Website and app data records
====

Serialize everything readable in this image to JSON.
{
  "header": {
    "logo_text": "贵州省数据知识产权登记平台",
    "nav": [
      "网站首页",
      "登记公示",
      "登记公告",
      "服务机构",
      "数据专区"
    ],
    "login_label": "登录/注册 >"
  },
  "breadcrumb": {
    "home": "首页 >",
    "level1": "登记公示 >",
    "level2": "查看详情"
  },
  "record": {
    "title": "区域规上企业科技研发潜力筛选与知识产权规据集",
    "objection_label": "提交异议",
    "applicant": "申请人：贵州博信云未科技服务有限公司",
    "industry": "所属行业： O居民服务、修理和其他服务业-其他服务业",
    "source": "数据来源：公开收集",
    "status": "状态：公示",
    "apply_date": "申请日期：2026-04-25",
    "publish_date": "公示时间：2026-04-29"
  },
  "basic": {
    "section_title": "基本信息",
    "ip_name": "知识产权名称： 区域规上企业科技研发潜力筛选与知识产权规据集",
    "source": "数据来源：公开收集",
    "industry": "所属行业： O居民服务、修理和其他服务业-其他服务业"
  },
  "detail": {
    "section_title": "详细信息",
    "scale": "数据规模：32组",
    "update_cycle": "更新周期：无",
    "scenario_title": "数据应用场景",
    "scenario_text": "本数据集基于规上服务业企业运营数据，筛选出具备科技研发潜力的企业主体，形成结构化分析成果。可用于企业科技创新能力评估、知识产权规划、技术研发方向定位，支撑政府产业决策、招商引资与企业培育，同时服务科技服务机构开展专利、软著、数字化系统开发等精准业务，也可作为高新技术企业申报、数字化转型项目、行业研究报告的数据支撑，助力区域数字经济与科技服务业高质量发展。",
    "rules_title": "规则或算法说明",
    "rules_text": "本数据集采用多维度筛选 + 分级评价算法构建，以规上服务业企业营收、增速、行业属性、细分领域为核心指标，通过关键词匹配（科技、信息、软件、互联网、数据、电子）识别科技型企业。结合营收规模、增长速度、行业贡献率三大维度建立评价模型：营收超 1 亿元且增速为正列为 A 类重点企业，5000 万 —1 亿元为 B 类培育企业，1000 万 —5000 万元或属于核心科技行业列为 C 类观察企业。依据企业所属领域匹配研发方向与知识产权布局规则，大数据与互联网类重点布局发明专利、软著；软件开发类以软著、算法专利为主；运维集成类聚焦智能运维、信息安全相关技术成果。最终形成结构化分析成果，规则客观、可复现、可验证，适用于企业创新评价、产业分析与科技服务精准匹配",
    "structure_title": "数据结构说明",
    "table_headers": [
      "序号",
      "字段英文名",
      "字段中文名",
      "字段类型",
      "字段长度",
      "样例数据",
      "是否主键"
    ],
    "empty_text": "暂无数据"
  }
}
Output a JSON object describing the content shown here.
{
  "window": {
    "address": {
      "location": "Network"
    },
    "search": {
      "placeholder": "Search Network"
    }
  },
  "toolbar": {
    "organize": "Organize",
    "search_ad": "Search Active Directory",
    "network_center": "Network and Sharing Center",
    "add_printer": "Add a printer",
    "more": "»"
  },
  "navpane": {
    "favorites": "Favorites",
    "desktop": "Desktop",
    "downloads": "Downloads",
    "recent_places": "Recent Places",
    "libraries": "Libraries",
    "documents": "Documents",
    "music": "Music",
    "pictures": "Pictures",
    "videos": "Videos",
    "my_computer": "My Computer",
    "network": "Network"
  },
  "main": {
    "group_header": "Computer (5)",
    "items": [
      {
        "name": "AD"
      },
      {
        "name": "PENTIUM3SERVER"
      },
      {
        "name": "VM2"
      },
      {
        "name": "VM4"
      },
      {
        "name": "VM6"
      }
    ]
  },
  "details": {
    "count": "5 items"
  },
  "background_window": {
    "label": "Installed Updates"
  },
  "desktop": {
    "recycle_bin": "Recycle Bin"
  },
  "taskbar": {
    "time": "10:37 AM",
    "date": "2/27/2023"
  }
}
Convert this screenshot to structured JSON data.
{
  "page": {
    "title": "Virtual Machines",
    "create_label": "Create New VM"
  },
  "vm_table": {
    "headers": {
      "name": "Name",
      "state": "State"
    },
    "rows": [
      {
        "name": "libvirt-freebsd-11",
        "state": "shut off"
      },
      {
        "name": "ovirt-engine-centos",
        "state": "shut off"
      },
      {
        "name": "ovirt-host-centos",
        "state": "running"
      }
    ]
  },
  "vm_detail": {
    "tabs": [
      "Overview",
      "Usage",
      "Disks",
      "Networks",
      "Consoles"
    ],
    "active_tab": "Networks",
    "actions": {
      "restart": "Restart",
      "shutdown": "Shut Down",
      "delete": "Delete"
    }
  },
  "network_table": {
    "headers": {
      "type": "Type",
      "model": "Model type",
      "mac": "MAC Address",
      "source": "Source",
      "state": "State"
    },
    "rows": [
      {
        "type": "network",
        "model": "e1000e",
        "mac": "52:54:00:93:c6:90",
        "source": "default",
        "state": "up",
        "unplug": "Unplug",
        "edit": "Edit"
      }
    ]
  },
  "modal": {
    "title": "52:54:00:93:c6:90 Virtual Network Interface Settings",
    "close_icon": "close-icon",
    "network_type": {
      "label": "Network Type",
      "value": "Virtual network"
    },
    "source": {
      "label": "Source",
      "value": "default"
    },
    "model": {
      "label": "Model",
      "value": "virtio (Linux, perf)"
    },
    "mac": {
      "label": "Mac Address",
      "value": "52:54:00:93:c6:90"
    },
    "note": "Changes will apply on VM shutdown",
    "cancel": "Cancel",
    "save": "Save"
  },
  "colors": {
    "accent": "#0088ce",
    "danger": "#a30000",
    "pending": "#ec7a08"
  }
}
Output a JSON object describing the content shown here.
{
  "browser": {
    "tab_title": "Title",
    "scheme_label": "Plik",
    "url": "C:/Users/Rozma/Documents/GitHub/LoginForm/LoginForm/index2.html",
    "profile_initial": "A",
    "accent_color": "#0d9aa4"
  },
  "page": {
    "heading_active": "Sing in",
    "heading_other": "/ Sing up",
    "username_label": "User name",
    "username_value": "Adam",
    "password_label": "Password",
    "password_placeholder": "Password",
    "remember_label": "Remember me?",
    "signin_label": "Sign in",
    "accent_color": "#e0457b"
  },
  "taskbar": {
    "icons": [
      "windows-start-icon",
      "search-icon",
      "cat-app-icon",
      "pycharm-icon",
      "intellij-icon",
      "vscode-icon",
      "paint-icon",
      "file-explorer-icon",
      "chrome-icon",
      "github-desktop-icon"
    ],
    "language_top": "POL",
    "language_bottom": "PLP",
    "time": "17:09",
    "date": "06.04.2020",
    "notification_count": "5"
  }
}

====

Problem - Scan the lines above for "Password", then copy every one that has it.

Task answer -
    "password_label": "Password",
    "password_placeholder": "Password",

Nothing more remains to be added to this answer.